    Not really mindless, ask the IT guys at @Disney who were tasked with training their Indian H-1B replacements and were then fired. IT organizations have to choose: cheap Indian workers or loyal American workers. Send the H-1B visas home. Now.

    • David Paul

      Both major political parties have sold us up the Ganges on H1B. The American IT worker will be a dinosaur in 10 years.

  • Tueksta

    Whoever has been his supervisor – I hope he realizes how he also completely fucked up and caused all of this. He should pay half of the damages after all. This is not how to do a performance review.

    • Dan Fundarz

      So he should just be given a good review? lol, thats not real life, but him sitting in prison will be real life.

      • Tueksta

        No, they should’ve stopped the review-scheme and address the real issue at hand, because the reviews apparently weren’t working at all.

  • David Boggs

    Duh…they have tacacs…prevent the wr erase command

  • Dan Fundarz

    He will have alot of time to think about it in prison. Good quality thinking time.

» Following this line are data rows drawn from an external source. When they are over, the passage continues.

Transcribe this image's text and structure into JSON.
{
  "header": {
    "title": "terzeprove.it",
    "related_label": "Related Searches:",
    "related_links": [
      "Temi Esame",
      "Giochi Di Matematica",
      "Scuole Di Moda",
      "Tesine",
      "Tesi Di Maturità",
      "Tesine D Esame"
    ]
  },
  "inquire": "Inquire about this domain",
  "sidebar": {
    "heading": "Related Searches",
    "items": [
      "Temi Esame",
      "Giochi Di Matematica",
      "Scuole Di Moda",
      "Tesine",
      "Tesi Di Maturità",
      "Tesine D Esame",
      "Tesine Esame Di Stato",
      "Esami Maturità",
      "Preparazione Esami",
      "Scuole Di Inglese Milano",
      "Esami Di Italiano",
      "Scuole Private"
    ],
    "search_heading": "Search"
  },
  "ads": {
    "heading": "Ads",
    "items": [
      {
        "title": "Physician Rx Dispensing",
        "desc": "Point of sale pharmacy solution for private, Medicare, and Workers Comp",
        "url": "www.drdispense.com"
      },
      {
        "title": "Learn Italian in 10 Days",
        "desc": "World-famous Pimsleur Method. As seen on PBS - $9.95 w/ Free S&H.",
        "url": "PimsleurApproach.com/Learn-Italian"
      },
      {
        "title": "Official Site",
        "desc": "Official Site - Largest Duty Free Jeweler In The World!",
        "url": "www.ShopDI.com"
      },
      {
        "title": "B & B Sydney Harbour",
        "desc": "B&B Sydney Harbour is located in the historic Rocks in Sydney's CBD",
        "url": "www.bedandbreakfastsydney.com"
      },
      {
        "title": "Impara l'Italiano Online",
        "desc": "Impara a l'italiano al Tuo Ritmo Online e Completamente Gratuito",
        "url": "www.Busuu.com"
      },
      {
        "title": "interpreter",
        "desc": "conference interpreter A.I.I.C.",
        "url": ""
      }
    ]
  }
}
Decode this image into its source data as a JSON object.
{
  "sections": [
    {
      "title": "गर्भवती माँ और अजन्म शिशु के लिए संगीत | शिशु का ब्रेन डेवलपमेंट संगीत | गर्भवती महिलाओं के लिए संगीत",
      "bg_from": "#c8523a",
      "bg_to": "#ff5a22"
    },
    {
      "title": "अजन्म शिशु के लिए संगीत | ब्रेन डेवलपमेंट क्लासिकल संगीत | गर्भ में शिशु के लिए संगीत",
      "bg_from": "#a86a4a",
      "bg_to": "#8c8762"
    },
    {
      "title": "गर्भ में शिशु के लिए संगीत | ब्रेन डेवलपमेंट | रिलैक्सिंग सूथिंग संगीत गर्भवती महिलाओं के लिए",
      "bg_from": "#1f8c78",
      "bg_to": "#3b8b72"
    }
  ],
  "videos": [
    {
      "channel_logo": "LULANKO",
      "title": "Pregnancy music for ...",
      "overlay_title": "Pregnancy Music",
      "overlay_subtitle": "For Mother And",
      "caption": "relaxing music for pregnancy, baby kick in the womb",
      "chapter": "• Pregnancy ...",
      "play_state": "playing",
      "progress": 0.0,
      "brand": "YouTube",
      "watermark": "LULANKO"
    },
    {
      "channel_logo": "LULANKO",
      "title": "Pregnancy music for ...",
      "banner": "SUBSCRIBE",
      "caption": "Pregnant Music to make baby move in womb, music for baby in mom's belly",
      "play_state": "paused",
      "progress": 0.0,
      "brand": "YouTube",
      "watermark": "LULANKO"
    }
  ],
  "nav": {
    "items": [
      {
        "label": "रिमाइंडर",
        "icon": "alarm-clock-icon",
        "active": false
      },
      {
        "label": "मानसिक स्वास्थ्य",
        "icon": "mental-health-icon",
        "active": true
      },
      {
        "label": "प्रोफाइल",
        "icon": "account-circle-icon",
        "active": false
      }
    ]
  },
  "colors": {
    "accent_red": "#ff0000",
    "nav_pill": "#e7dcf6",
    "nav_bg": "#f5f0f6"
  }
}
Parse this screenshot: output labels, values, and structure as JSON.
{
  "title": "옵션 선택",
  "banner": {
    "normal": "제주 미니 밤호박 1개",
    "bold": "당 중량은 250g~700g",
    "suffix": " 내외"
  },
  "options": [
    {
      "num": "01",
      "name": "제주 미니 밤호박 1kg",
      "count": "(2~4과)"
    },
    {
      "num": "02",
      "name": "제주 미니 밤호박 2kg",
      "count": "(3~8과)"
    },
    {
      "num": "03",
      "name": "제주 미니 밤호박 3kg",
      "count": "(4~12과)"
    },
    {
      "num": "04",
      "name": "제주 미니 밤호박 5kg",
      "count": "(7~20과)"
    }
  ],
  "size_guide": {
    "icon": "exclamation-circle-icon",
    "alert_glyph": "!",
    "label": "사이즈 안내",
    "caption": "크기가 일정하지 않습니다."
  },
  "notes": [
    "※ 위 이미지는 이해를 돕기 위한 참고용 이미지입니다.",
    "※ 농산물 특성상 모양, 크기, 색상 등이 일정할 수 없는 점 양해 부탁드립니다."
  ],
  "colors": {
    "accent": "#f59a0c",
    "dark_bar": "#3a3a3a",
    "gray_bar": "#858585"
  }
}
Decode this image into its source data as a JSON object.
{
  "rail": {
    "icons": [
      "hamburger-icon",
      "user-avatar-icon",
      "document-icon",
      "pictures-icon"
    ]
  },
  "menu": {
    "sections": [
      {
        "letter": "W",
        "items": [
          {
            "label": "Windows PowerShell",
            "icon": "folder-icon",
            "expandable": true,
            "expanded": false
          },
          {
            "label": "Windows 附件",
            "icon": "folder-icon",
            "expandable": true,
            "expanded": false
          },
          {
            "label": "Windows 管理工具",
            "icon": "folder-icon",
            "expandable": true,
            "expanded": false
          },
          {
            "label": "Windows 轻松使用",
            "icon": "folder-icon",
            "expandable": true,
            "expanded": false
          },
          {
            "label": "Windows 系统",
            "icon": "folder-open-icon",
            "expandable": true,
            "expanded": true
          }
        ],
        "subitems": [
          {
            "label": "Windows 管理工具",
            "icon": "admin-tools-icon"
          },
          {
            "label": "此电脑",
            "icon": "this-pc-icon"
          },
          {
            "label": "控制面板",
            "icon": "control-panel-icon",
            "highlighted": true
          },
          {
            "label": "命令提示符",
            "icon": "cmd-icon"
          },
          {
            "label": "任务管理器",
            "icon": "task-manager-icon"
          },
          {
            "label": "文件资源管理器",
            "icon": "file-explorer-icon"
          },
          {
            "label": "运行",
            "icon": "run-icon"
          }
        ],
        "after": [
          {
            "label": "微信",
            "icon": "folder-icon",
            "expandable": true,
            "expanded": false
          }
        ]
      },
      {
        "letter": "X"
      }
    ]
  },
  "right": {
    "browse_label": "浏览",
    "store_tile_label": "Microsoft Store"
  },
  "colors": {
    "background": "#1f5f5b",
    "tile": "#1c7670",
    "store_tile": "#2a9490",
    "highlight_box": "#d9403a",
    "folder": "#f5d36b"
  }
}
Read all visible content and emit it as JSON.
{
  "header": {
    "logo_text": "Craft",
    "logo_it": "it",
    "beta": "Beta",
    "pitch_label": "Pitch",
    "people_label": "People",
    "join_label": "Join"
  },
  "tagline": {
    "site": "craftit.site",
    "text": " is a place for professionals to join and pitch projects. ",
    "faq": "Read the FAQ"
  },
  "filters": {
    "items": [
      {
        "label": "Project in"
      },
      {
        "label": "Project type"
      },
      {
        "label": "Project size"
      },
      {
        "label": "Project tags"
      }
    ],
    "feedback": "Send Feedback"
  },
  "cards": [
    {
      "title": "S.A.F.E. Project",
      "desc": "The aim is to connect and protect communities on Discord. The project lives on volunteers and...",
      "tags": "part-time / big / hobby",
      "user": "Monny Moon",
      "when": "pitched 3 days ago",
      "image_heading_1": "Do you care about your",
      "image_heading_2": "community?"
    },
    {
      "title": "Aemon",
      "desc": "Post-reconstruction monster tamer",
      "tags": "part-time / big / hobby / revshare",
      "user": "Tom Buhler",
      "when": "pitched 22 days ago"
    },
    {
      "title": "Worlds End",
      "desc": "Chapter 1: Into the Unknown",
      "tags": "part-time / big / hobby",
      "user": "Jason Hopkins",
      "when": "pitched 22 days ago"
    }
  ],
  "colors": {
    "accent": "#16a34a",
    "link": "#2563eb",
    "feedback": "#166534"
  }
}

    Not to mention his IT career has officially ended, he will never get another job in this field.

  • bryan furlong

    So an I.T cracks, thank god the disgruntled ex employee only scrubbed software/hardware..for a corporate wake up call whoo-peee. it was much better than him plowing through the lobby with an SKS -a few handguns, and or worse..The underlying problem is unstable employees that pose risks beyond IT-sabotage.. there needs to be mental health backgrounds done on prospective employees.if possible. Citi-corp got off easy,along with fellow employees,who walked away alive- when they parted ways with this Former Employee.. From A personal standpoint, there have been untold death threats and acts at offices, where i am employed as well as a few lockdowns,.caused by someone who was fired, or suspected they would be terminated ,- meanwhile, we, the loyal remaining few wish eternally hope if drama happens, let the event be that easy as the employee trashing the office computers or something like that…hell shut the power off, but please dont mow us ALL down with revenge.. let us leave the office and walk away alive…grant us that one little request…three steps toward the door…. whew…

  • bryan furlong

    I would recommend that every new hire, if EMPLOYMENT LAWS MAKE IT legal in many states sign a legally binding clause stating that they will be held responsible for any and all damage to intellectual property, real and tangible property, and/or future damages resulting from such malicious acts. and the prospective employee -can opt NOT TO SIGN ON AND -TO WORK THERE if they do not agree with terms and conditions, plus retro-active for-current employees…thus preventing half of these rogue employees, who incidentally, probably dont have profit sharing agreements, and /or other incentives to keep everyone satisfied, and on board with the Scope AND focus of the companies missions and goals.IT is An employers market, and they will win..hell or high water.as employees come tenfold as hopefuls, and nobody is that secure in their position.. no job job is safe.from severance….AND YEP I GET A LITTLE SLICE OF THE CASH PIE..SO im QUITE satisfied…(crumbs maybe) ..

  • xman_11530

    Employees – even senior management- may also be careless with confidential organizational information and IT safeguards.